For years, dePrisco performed music from (or inspired by) the civil rights revolution of the 60s-70s, but he remained relatively apolitical in his own recorded music. All that is about to change. After the folk-blues excursion of his previous album, Catch the Squirrel, it was time for something a bit different. Something meatier.
The latest album by dePrisco, Chaos Rise Up, was largely inspired by the Bush years and the ways in which media – particularly digital media – have impacted our lives. Part protest rock, part anthemic social commentary, Chaos Rise Up melds a dystopian view of technology with a critical reading of our responsibility to hold ourselves accountable for its use. The album draws from dePrisco’s rhetorical, leadership and social influence studies while attending Bloomsburg University as a non-traditional student.
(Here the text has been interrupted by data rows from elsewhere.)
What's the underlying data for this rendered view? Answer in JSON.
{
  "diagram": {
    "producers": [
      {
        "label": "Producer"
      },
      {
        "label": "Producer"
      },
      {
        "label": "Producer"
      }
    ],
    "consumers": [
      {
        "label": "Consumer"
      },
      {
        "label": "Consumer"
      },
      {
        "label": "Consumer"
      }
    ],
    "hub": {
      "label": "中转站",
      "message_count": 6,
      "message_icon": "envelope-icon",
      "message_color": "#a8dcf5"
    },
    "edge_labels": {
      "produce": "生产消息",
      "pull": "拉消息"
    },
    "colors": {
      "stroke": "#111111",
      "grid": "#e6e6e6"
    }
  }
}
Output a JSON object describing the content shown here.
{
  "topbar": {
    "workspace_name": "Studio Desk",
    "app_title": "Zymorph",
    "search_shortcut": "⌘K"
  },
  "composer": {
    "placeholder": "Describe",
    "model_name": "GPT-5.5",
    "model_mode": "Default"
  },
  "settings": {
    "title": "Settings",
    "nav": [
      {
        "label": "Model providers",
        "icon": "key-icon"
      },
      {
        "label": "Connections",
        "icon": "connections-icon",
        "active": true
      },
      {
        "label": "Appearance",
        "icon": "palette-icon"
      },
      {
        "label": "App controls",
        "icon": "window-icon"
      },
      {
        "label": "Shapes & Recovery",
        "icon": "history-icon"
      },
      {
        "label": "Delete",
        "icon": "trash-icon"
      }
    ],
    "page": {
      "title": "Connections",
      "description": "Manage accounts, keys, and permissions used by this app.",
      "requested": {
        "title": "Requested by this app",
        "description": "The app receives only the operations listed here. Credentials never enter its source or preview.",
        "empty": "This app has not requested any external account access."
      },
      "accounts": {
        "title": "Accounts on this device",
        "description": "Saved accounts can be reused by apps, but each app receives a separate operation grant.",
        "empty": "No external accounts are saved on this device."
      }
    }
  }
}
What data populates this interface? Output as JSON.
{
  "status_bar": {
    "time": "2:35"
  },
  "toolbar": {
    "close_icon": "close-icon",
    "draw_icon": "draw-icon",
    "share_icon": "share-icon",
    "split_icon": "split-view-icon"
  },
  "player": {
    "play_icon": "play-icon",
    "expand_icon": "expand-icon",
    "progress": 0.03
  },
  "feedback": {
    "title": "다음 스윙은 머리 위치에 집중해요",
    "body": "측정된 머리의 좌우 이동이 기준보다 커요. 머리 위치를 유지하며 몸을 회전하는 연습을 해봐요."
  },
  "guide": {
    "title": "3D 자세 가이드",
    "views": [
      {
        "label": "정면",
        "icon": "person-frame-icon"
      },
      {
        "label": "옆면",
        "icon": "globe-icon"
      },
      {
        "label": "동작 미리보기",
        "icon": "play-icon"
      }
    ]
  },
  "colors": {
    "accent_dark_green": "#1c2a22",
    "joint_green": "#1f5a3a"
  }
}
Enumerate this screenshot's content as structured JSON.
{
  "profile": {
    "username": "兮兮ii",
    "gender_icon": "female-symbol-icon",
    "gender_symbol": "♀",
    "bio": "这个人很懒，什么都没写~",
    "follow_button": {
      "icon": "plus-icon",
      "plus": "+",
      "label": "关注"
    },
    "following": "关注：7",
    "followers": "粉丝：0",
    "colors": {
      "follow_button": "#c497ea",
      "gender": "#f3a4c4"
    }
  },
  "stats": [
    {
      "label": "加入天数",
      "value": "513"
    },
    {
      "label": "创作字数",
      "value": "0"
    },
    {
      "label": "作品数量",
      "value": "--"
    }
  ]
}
Going to school part-time and working full-time in the software industry gave dePrisco unique inspiration. He reflects on the “culture wars” that have preoccupied us for the past decade as well as technology’s role. When pressed for a description of his music these days, dePrisco comments, “It may be a bit presumptuous, but the best way to describe my music right now is if Tom Waits and Beck got together with producer Dan Lanois. Since that combo is not likely to happen, I figure there is a niche for me.” When pressed for a two word description – necessary for the sound bites/bytes we all need – dePrisco says: “hard folk”.